◆ **Task prompt**:
From the first line to the last, return the data exactly as it stands.

Top of Records for this exercise

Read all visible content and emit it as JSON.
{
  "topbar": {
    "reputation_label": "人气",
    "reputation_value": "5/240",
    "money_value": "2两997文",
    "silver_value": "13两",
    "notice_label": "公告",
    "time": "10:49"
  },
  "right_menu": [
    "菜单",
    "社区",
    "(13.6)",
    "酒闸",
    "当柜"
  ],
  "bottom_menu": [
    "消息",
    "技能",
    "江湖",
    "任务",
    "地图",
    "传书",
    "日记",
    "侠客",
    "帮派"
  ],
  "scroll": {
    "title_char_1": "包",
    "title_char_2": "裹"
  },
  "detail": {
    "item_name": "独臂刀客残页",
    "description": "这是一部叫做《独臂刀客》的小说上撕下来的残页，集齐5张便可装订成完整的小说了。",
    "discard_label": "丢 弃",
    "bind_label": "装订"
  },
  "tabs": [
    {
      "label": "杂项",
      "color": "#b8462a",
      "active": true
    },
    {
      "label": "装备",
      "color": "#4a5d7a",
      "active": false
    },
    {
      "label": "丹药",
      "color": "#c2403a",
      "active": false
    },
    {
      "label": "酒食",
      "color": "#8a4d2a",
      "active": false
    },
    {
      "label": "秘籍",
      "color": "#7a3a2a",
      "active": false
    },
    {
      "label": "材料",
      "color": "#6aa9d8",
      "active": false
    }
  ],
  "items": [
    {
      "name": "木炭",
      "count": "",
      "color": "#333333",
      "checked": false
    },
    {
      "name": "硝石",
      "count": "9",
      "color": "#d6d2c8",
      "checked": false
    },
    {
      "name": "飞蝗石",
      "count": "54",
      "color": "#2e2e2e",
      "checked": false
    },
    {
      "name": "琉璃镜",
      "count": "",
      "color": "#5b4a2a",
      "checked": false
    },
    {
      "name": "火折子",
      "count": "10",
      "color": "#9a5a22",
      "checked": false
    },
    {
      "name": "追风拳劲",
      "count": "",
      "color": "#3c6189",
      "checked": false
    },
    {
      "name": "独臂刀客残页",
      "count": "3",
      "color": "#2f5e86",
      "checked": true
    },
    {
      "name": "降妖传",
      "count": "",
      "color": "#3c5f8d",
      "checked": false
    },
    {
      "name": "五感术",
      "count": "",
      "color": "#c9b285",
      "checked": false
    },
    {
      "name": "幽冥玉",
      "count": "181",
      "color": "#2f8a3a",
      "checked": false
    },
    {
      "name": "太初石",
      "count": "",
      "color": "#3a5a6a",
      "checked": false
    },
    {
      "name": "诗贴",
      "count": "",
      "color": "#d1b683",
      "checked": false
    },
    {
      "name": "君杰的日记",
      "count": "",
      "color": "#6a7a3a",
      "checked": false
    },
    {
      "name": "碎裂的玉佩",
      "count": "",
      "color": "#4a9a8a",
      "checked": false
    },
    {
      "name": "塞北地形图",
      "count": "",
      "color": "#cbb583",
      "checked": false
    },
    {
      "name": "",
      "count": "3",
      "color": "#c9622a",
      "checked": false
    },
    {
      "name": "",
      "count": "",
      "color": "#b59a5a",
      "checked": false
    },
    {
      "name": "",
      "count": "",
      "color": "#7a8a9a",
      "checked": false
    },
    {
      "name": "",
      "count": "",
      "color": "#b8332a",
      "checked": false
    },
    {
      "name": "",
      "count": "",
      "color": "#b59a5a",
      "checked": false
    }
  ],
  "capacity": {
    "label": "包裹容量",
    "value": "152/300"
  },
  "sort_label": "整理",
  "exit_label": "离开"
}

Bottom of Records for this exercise

◆ **Written response**:
Read all visible content and emit it as JSON.
{
  "topbar": {
    "reputation_label": "人气",
    "reputation_value": "5/240",
    "money_value": "2两997文",
    "silver_value": "13两",
    "notice_label": "公告",
    "time": "10:49"
  },
  "right_menu": [
    "菜单",
    "社区",
    "(13.6)",
    "酒闸",
    "当柜"
  ],
  "bottom_menu": [
    "消息",
    "技能",
    "江湖",
    "任务",
    "地图",
    "传书",
    "日记",
    "侠客",
    "帮派"
  ],
  "scroll": {
    "title_char_1": "包",
    "title_char_2": "裹"
  },
  "detail": {
    "item_name": "独臂刀客残页",
    "description": "这是一部叫做《独臂刀客》的小说上撕下来的残页，集齐5张便可装订成完整的小说了。",
    "discard_label": "丢 弃",
    "bind_label": "装订"
  },
  "tabs": [
    {
      "label": "杂项",
      "color": "#b8462a",
      "active": true
    },
    {
      "label": "装备",
      "color": "#4a5d7a",
      "active": false
    },
    {
      "label": "丹药",
      "color": "#c2403a",
      "active": false
    },
    {
      "label": "酒食",
      "color": "#8a4d2a",
      "active": false
    },
    {
      "label": "秘籍",
      "color": "#7a3a2a",
      "active": false
    },
    {
      "label": "材料",
      "color": "#6aa9d8",
      "active": false
    }
  ],
  "items": [
    {
      "name": "木炭",
      "count": "",
      "color": "#333333",
      "checked": false
    },
    {
      "name": "硝石",
      "count": "9",
      "color": "#d6d2c8",
      "checked": false
    },
    {
      "name": "飞蝗石",
      "count": "54",
      "color": "#2e2e2e",
      "checked": false
    },
    {
      "name": "琉璃镜",
      "count": "",
      "color": "#5b4a2a",
      "checked": false
    },
    {
      "name": "火折子",
      "count": "10",
      "color": "#9a5a22",
      "checked": false
    },
    {
      "name": "追风拳劲",
      "count": "",
      "color": "#3c6189",
      "checked": false
    },
    {
      "name": "独臂刀客残页",
      "count": "3",
      "color": "#2f5e86",
      "checked": true
    },
    {
      "name": "降妖传",
      "count": "",
      "color": "#3c5f8d",
      "checked": false
    },
    {
      "name": "五感术",
      "count": "",
      "color": "#c9b285",
      "checked": false
    },
    {
      "name": "幽冥玉",
      "count": "181",
      "color": "#2f8a3a",
      "checked": false
    },
    {
      "name": "太初石",
      "count": "",
      "color": "#3a5a6a",
      "checked": false
    },
    {
      "name": "诗贴",
      "count": "",
      "color": "#d1b683",
      "checked": false
    },
    {
      "name": "君杰的日记",
      "count": "",
      "color": "#6a7a3a",
      "checked": false
    },
    {
      "name": "碎裂的玉佩",
      "count": "",
      "color": "#4a9a8a",
      "checked": false
    },
    {
      "name": "塞北地形图",
      "count": "",
      "color": "#cbb583",
      "checked": false
    },
    {
      "name": "",
      "count": "3",
      "color": "#c9622a",
      "checked": false
    },
    {
      "name": "",
      "count": "",
      "color": "#b59a5a",
      "checked": false
    },
    {
      "name": "",
      "count": "",
      "color": "#7a8a9a",
      "checked": false
    },
    {
      "name": "",
      "count": "",
      "color": "#b8332a",
      "checked": false
    },
    {
      "name": "",
      "count": "",
      "color": "#b59a5a",
      "checked": false
    }
  ],
  "capacity": {
    "label": "包裹容量",
    "value": "152/300"
  },
  "sort_label": "整理",
  "exit_label": "离开"
}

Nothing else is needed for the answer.